Supplied material Start Marker

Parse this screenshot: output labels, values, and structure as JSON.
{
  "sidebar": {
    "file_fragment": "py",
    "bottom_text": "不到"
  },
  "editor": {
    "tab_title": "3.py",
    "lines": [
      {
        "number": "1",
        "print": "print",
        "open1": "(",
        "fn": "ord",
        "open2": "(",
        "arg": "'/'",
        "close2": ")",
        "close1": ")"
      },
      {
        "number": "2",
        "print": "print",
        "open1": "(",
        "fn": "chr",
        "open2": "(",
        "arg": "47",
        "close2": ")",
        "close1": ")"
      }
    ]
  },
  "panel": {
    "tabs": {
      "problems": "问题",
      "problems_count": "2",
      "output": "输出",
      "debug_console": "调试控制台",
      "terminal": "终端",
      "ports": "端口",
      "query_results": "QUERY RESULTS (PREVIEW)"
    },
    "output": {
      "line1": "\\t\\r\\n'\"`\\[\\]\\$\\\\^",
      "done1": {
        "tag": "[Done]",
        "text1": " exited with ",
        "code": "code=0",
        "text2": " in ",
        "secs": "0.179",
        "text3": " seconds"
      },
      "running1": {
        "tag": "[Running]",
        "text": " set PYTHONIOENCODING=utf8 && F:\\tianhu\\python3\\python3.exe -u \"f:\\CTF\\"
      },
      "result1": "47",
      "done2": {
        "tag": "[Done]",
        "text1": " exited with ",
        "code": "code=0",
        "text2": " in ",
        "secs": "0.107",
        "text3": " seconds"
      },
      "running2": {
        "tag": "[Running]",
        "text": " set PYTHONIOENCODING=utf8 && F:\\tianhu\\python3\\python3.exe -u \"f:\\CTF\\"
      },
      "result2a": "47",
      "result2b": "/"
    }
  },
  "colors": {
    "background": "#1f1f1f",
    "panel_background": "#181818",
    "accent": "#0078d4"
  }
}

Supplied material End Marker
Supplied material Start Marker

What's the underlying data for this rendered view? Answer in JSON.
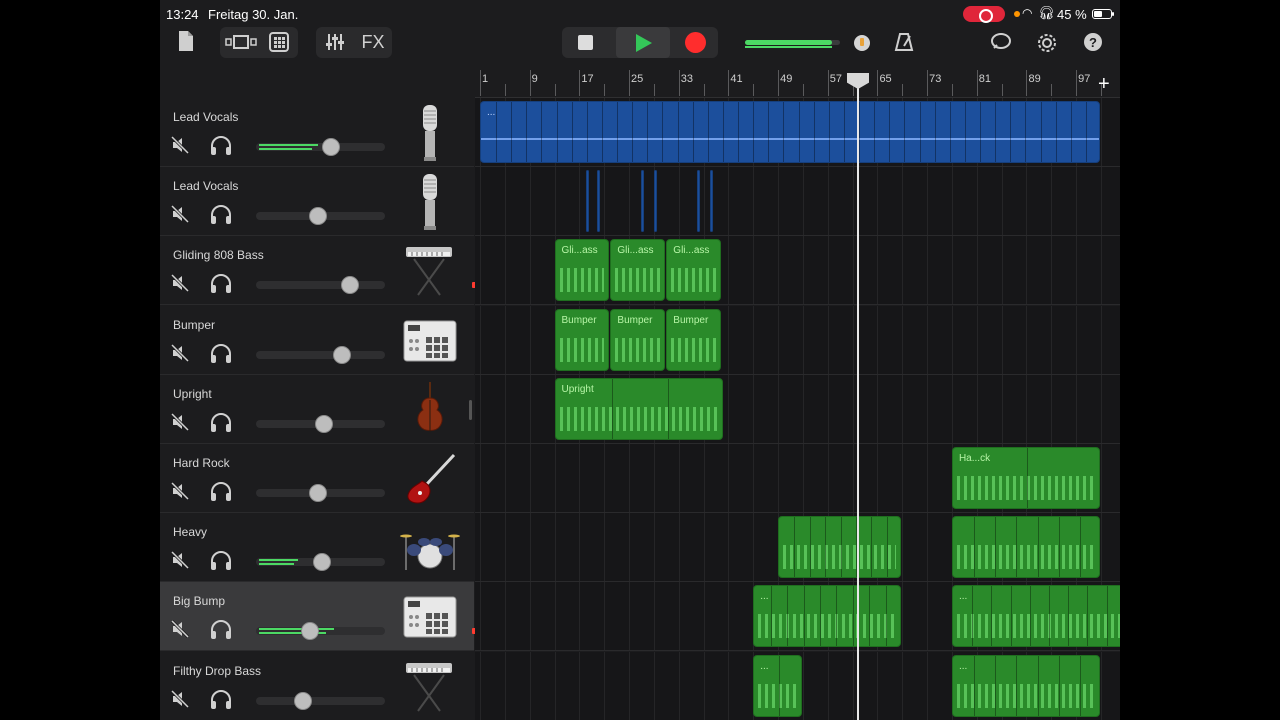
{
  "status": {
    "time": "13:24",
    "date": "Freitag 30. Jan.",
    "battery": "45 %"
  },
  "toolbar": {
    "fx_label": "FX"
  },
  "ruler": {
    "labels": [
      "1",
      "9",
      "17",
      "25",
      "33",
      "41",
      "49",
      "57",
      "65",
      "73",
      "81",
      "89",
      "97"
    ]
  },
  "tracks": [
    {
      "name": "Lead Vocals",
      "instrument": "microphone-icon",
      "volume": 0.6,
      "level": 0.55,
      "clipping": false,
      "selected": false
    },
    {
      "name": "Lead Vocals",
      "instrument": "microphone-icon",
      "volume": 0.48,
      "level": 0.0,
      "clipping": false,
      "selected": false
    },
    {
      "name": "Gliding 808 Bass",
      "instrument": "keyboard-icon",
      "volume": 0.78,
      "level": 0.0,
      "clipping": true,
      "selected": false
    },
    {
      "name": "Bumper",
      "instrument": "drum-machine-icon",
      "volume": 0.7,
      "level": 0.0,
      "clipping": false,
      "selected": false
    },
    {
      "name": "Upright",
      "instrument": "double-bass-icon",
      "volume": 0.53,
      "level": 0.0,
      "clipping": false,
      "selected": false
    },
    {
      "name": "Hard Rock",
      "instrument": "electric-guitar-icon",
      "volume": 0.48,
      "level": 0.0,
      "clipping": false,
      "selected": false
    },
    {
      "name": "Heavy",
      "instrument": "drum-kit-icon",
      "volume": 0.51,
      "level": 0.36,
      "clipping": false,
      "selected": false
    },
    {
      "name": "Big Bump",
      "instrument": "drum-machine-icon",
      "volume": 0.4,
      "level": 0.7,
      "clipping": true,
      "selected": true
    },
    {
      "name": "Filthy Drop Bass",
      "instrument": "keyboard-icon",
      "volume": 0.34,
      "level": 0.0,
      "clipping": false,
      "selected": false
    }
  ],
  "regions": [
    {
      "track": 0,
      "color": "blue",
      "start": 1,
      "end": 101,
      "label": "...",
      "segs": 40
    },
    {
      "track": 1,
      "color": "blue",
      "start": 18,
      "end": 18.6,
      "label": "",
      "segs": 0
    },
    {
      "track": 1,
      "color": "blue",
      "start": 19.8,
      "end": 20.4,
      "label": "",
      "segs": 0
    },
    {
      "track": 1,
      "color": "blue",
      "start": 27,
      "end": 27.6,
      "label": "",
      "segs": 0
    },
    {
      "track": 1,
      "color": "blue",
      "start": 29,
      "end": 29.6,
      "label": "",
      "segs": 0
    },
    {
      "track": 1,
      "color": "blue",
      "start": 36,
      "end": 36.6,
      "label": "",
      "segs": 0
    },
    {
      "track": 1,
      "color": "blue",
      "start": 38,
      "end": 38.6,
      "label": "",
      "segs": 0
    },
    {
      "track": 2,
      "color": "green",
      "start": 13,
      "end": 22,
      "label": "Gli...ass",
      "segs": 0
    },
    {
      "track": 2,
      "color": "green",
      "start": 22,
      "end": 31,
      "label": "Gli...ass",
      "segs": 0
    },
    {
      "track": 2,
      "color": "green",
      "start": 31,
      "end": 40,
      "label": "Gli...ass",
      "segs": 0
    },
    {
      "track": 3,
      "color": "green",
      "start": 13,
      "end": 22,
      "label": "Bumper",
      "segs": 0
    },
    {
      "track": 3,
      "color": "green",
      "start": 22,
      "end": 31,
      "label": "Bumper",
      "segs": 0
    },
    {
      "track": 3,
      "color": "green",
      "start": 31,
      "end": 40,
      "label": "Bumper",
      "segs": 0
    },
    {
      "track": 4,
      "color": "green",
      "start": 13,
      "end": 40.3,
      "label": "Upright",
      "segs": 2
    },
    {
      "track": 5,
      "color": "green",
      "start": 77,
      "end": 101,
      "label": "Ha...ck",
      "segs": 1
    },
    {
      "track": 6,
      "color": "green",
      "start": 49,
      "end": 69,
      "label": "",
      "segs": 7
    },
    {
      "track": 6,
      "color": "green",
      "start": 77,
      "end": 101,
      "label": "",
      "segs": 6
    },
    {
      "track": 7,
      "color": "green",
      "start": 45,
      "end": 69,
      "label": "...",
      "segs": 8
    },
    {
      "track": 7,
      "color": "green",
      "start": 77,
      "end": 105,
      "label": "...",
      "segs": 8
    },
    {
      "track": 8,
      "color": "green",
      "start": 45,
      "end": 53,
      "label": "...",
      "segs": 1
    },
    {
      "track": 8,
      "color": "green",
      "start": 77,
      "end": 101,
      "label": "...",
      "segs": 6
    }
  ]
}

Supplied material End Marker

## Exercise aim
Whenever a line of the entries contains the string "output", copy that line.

## Solution to this exercise
Parse this screenshot: output labels, values, and structure as JSON.
      "output": "输出",
    "output": {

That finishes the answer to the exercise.